Leave every picture out, and write out the remaining entries exactly.

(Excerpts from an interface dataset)
::::

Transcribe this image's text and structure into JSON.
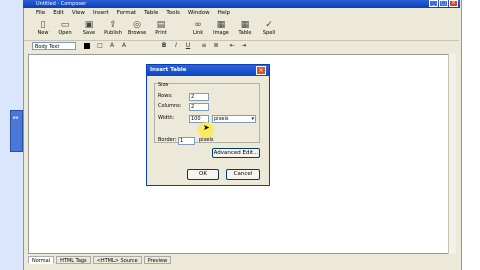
{
  "window": {
    "title": "Untitled - Composer"
  },
  "menu": [
    "File",
    "Edit",
    "View",
    "Insert",
    "Format",
    "Table",
    "Tools",
    "Window",
    "Help"
  ],
  "toolbar": [
    {
      "label": "New",
      "icon": "new-page-icon"
    },
    {
      "label": "Open",
      "icon": "folder-icon"
    },
    {
      "label": "Save",
      "icon": "disk-icon"
    },
    {
      "label": "Publish",
      "icon": "publish-icon"
    },
    {
      "label": "Browse",
      "icon": "globe-icon"
    },
    {
      "label": "Print",
      "icon": "printer-icon"
    },
    {
      "label": "Link",
      "icon": "chain-icon"
    },
    {
      "label": "Image",
      "icon": "picture-icon"
    },
    {
      "label": "Table",
      "icon": "grid-icon"
    },
    {
      "label": "Spell",
      "icon": "spellcheck-icon"
    }
  ],
  "format": {
    "style_select": "Body Text"
  },
  "tabs": [
    "Normal",
    "HTML Tags",
    "<HTML> Source",
    "Preview"
  ],
  "dialog": {
    "title": "Insert Table",
    "group_label": "Size",
    "rows_label": "Rows:",
    "rows_value": "2",
    "columns_label": "Columns:",
    "columns_value": "2",
    "width_label": "Width:",
    "width_value": "100",
    "width_unit": "pixels",
    "border_label": "Border:",
    "border_value": "1",
    "border_unit": "pixels",
    "advanced_label": "Advanced Edit...",
    "ok_label": "OK",
    "cancel_label": "Cancel"
  }
}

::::

Result below
Transcribe this image's text and structure into JSON.
{
  "window": {
    "title": "Untitled - Composer"
  },
  "menu": [
    "File",
    "Edit",
    "View",
    "Insert",
    "Format",
    "Table",
    "Tools",
    "Window",
    "Help"
  ],
  "toolbar": [
    {
      "label": "New",
      "icon": "new-page-icon"
    },
    {
      "label": "Open",
      "icon": "folder-icon"
    },
    {
      "label": "Save",
      "icon": "disk-icon"
    },
    {
      "label": "Publish",
      "icon": "publish-icon"
    },
    {
      "label": "Browse",
      "icon": "globe-icon"
    },
    {
      "label": "Print",
      "icon": "printer-icon"
    },
    {
      "label": "Link",
      "icon": "chain-icon"
    },
    {
      "label": "Image",
      "icon": "picture-icon"
    },
    {
      "label": "Table",
      "icon": "grid-icon"
    },
    {
      "label": "Spell",
      "icon": "spellcheck-icon"
    }
  ],
  "format": {
    "style_select": "Body Text"
  },
  "tabs": [
    "Normal",
    "HTML Tags",
    "<HTML> Source",
    "Preview"
  ],
  "dialog": {
    "title": "Insert Table",
    "group_label": "Size",
    "rows_label": "Rows:",
    "rows_value": "2",
    "columns_label": "Columns:",
    "columns_value": "2",
    "width_label": "Width:",
    "width_value": "100",
    "width_unit": "pixels",
    "border_label": "Border:",
    "border_value": "1",
    "border_unit": "pixels",
    "advanced_label": "Advanced Edit...",
    "ok_label": "OK",
    "cancel_label": "Cancel"
  }
}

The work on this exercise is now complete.